Minnesota's open records law, the court ruled, is clear: public institutions must make documents accessible to individuals seeking them -- which includes delivering copies to them. Delivering copies of these documents to us in no way, shape or form deprives the professors who created them of their intellectual property rights. NCTQ is conducting a research study, which means that our use of these syllabi falls under the fair use provision of the copyright law. This is the exactly the same provision that enables all researchers, including teacher educators, to make copies of key documents they need to analyze to make advances in our collective knowledge.
Because this is one of the few cases shedding light on the intersection between the public's right to know and private claims to intellectual property, we think that courts in other states where we have had to take action will find it extremely compelling.
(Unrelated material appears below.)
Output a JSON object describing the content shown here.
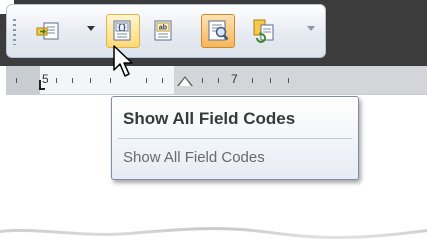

We hope that the Minnesota case helps demonstrate that our mission to bring transparency to teacher prep is completely consonant with the understandable desire faculty have to protect the fruits of their labor.